The evolution of instrumental beats has been an interesting one to watch. Obviously it began with classic hip-hop, especially when producers like Pete Rock, DJ Premier, Large Professor and others made their mark in the heyday of the 90s. Carefully crafted samples and invented drum programming made what were largely meant to be backing tracks into music that could be heard without vocals. Then came the rise of Mo’Wax and especially DJ Shadow, someone who looms large in the area of instrumental beats. Meanwhile, the style of music where this came from was changing itself, as hip-hop mutated into the fast-paced drums and and hyper synths that came to dominate the 2000s. While this was going on a new generation of instrumental producers sprang up all over the globe, in London, in Glasgow, in Russia, and in Los Angeles. The beats continue to shift and change, though, those video game synths of popular hip-hop have melded together with the drum experimentations of the new producers to forge new sounds unlike anything that came before. More
Like a Scientist designed the logo for film company Kojak Creative.
Cleveland was treated to a taste of Los Angeles and Low End Theory last night at the Grog Shop. Over the past few years a unique and burgeoning music scene has sprung up around the weekly club night Low End Theory in Los Angeles. Through a shared love of beats and progressive sounds, the night has led to the popularity of artists like Nosaj Thing, The Glitch Mob, Nocando, Teebs, Gaslamp Killer and, of course, Flying Lotus. Rarely do these artists come through the Midwest so this was something special. More
My Like a Scientist drafts are continuing to mount. I’ll get them finished off sooner or later. I’ve been steadily writing for FACT and Little White Earbuds and wanted to offer a little update.
For Little White Earbuds, I’ve been turning in a review a week of releases by artists such as Rustie, Kryptic Minds, Numan, Jack Sparrow, Flying Lotus, among others. You can see a current list here.

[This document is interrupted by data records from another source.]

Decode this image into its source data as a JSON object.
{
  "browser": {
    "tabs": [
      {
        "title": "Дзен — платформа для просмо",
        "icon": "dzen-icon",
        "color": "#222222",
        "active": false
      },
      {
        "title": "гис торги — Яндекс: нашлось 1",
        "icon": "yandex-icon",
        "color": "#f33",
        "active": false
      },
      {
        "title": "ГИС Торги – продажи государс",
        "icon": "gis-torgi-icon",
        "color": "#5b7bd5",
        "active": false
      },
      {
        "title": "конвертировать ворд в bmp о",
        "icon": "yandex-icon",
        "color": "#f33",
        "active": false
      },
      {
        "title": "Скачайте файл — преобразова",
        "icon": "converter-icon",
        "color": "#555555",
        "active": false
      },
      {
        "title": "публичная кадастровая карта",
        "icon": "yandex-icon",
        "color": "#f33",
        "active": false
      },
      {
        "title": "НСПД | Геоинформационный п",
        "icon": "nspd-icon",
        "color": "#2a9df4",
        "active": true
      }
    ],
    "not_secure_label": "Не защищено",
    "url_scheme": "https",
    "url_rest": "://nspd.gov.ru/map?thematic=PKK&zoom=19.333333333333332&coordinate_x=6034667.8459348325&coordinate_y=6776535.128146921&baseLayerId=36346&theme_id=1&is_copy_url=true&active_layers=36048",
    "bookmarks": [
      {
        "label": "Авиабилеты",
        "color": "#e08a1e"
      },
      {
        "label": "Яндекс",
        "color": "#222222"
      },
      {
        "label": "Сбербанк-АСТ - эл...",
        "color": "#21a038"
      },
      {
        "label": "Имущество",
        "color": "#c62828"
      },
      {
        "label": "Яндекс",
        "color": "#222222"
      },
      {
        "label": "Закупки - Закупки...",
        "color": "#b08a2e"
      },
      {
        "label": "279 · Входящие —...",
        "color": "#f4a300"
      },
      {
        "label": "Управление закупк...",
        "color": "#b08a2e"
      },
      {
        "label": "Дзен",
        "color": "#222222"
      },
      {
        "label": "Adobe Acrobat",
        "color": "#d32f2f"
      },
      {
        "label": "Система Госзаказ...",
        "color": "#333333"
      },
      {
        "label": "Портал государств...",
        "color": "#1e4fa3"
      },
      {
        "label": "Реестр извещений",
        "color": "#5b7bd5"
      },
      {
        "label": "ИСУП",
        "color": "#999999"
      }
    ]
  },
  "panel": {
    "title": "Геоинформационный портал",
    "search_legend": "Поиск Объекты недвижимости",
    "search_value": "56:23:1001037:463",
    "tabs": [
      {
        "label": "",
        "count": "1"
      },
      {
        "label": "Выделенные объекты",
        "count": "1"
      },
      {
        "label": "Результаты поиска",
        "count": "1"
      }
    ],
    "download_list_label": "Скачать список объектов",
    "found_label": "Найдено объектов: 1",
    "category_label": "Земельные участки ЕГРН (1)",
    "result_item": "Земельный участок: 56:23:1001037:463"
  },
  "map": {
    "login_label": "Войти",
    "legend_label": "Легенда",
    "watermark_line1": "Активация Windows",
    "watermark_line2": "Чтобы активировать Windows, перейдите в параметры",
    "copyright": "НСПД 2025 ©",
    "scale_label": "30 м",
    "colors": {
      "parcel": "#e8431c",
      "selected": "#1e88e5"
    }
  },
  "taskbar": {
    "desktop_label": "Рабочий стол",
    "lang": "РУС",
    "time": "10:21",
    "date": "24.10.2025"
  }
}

In the field of new style beats, there’s been an embarrassment of riches released for free over the past couple weeks. First there was the incredible Fly Russia compilation from Error Broadcast, and then Svetlana Industries released another giant compilation called Come On Lets Go just last week. More
As hazy, woozy, psychedelic beats go, 22-year-old Chris Ward (Tropics) is mainlining a healthy helping of 70s and 80s sounds and textures. With ethereal, near-balearic vocals and slinky synthetic percussion, “Give It Up” lazily shimmers by, at once ignoring contemporaries like Boards of Canada and embracing that heady lineage. There is a dreamy quality on this track works well with the nostalgic disco sheen of it’s sounds. More
Forward thinking beats and bewildering soundscapes isn’t normally what you think of when “Russia” is mentioned, but the interest in hip-hop goes back a long way in that federation, not least because of DJ Vadim’s breakthrough records. Just like jeans are a global export, hip-hop and synths travel the world and heads pick up on that legacy constantly. More
Even though this blog has slowed in output, I’m still out there writing about music and trying to raise awareness of some of the great stuff being produced currently. More
My first encounter with listening to Mary Anne Hobbs was in 2000 when she had James Lavelle (of Mo’Wax and Unkle) and Pablo (of Psychonauts) on the show to mix it up. Specifically I had read that they had played an acetate of the then-unheard “Giving Up The Ghost” track that DJ Shadow had made for Michael Mann’s The Insider. Never used, it eventually appeared on the follow-up to Endtroducing, The Private Press. This was the time of post–Endtroducing Shadow obsession for me and many others. How was I to hear this slice of new music? More
Long time readers of this blog will know that I’ve been a fan of the various doings of The Glitch Mob for awhile now. From first stumbling upon Ooah’s mixes to mixes and albums by edIT, they’ve been on my watch list for awhile. A full-length album for them seemed to be rumored years ago but it wasn’t until recently that they solidified The Glitch Mob has a performing and recording force to be reckoned with. However, as a group known primarily for doing crazy “glitch remixes” of popular songs, how were they going to translate this into an original album? The answer was to go back to basics and methodically compose and perform music as a band. More